WORK TASK >> Below is a set of entries; copy all of them exactly.

EXCERPTED DATA >>
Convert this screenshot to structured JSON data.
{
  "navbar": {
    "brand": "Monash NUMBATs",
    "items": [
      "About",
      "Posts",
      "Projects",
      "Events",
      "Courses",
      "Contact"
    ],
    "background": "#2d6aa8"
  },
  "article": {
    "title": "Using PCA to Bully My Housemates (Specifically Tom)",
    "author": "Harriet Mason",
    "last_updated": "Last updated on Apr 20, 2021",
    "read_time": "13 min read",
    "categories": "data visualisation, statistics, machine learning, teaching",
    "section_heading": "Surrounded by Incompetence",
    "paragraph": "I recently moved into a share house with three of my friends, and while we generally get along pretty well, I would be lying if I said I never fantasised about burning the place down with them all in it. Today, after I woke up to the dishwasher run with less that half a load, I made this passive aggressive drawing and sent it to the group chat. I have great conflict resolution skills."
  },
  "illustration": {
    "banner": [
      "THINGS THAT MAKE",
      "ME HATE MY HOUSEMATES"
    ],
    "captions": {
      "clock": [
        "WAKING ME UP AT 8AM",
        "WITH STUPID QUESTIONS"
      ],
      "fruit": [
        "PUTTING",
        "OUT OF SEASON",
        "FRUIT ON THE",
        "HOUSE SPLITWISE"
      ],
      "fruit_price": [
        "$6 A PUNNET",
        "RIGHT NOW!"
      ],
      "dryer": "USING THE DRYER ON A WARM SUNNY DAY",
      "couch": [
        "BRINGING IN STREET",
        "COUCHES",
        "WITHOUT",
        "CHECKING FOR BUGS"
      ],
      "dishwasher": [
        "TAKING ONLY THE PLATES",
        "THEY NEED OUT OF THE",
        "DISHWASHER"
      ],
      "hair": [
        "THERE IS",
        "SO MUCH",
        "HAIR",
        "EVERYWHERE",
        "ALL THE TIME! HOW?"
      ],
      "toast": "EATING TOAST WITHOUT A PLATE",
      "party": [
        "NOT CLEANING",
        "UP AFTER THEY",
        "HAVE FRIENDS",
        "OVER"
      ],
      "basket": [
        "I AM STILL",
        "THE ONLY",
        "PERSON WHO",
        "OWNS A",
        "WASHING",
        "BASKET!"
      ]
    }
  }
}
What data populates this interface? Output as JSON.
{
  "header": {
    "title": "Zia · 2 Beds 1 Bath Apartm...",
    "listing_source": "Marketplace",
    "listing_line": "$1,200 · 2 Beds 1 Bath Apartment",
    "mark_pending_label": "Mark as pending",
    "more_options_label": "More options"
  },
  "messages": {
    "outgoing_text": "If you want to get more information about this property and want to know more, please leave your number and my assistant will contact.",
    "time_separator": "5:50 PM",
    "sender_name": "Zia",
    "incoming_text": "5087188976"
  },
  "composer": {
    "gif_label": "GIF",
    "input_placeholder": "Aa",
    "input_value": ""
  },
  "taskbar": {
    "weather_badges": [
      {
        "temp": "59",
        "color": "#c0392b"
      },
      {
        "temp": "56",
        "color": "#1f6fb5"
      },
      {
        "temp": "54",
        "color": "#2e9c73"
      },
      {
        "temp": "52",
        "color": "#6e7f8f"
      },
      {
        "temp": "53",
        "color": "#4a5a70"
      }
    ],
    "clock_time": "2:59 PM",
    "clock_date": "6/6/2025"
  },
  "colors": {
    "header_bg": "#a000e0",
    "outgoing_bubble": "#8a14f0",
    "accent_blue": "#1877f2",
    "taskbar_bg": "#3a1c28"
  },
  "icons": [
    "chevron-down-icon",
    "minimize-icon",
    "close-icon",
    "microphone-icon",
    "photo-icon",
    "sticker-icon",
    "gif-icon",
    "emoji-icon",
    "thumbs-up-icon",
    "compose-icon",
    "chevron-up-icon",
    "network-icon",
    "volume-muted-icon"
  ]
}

EXERCISE RESPONSE >>
Convert this screenshot to structured JSON data.
{
  "navbar": {
    "brand": "Monash NUMBATs",
    "items": [
      "About",
      "Posts",
      "Projects",
      "Events",
      "Courses",
      "Contact"
    ],
    "background": "#2d6aa8"
  },
  "article": {
    "title": "Using PCA to Bully My Housemates (Specifically Tom)",
    "author": "Harriet Mason",
    "last_updated": "Last updated on Apr 20, 2021",
    "read_time": "13 min read",
    "categories": "data visualisation, statistics, machine learning, teaching",
    "section_heading": "Surrounded by Incompetence",
    "paragraph": "I recently moved into a share house with three of my friends, and while we generally get along pretty well, I would be lying if I said I never fantasised about burning the place down with them all in it. Today, after I woke up to the dishwasher run with less that half a load, I made this passive aggressive drawing and sent it to the group chat. I have great conflict resolution skills."
  },
  "illustration": {
    "banner": [
      "THINGS THAT MAKE",
      "ME HATE MY HOUSEMATES"
    ],
    "captions": {
      "clock": [
        "WAKING ME UP AT 8AM",
        "WITH STUPID QUESTIONS"
      ],
      "fruit": [
        "PUTTING",
        "OUT OF SEASON",
        "FRUIT ON THE",
        "HOUSE SPLITWISE"
      ],
      "fruit_price": [
        "$6 A PUNNET",
        "RIGHT NOW!"
      ],
      "dryer": "USING THE DRYER ON A WARM SUNNY DAY",
      "couch": [
        "BRINGING IN STREET",
        "COUCHES",
        "WITHOUT",
        "CHECKING FOR BUGS"
      ],
      "dishwasher": [
        "TAKING ONLY THE PLATES",
        "THEY NEED OUT OF THE",
        "DISHWASHER"
      ],
      "hair": [
        "THERE IS",
        "SO MUCH",
        "HAIR",
        "EVERYWHERE",
        "ALL THE TIME! HOW?"
      ],
      "toast": "EATING TOAST WITHOUT A PLATE",
      "party": [
        "NOT CLEANING",
        "UP AFTER THEY",
        "HAVE FRIENDS",
        "OVER"
      ],
      "basket": [
        "I AM STILL",
        "THE ONLY",
        "PERSON WHO",
        "OWNS A",
        "WASHING",
        "BASKET!"
      ]
    }
  }
}
What data populates this interface? Output as JSON.
{
  "header": {
    "title": "Zia · 2 Beds 1 Bath Apartm...",
    "listing_source": "Marketplace",
    "listing_line": "$1,200 · 2 Beds 1 Bath Apartment",
    "mark_pending_label": "Mark as pending",
    "more_options_label": "More options"
  },
  "messages": {
    "outgoing_text": "If you want to get more information about this property and want to know more, please leave your number and my assistant will contact.",
    "time_separator": "5:50 PM",
    "sender_name": "Zia",
    "incoming_text": "5087188976"
  },
  "composer": {
    "gif_label": "GIF",
    "input_placeholder": "Aa",
    "input_value": ""
  },
  "taskbar": {
    "weather_badges": [
      {
        "temp": "59",
        "color": "#c0392b"
      },
      {
        "temp": "56",
        "color": "#1f6fb5"
      },
      {
        "temp": "54",
        "color": "#2e9c73"
      },
      {
        "temp": "52",
        "color": "#6e7f8f"
      },
      {
        "temp": "53",
        "color": "#4a5a70"
      }
    ],
    "clock_time": "2:59 PM",
    "clock_date": "6/6/2025"
  },
  "colors": {
    "header_bg": "#a000e0",
    "outgoing_bubble": "#8a14f0",
    "accent_blue": "#1877f2",
    "taskbar_bg": "#3a1c28"
  },
  "icons": [
    "chevron-down-icon",
    "minimize-icon",
    "close-icon",
    "microphone-icon",
    "photo-icon",
    "sticker-icon",
    "gif-icon",
    "emoji-icon",
    "thumbs-up-icon",
    "compose-icon",
    "chevron-up-icon",
    "network-icon",
    "volume-muted-icon"
  ]
}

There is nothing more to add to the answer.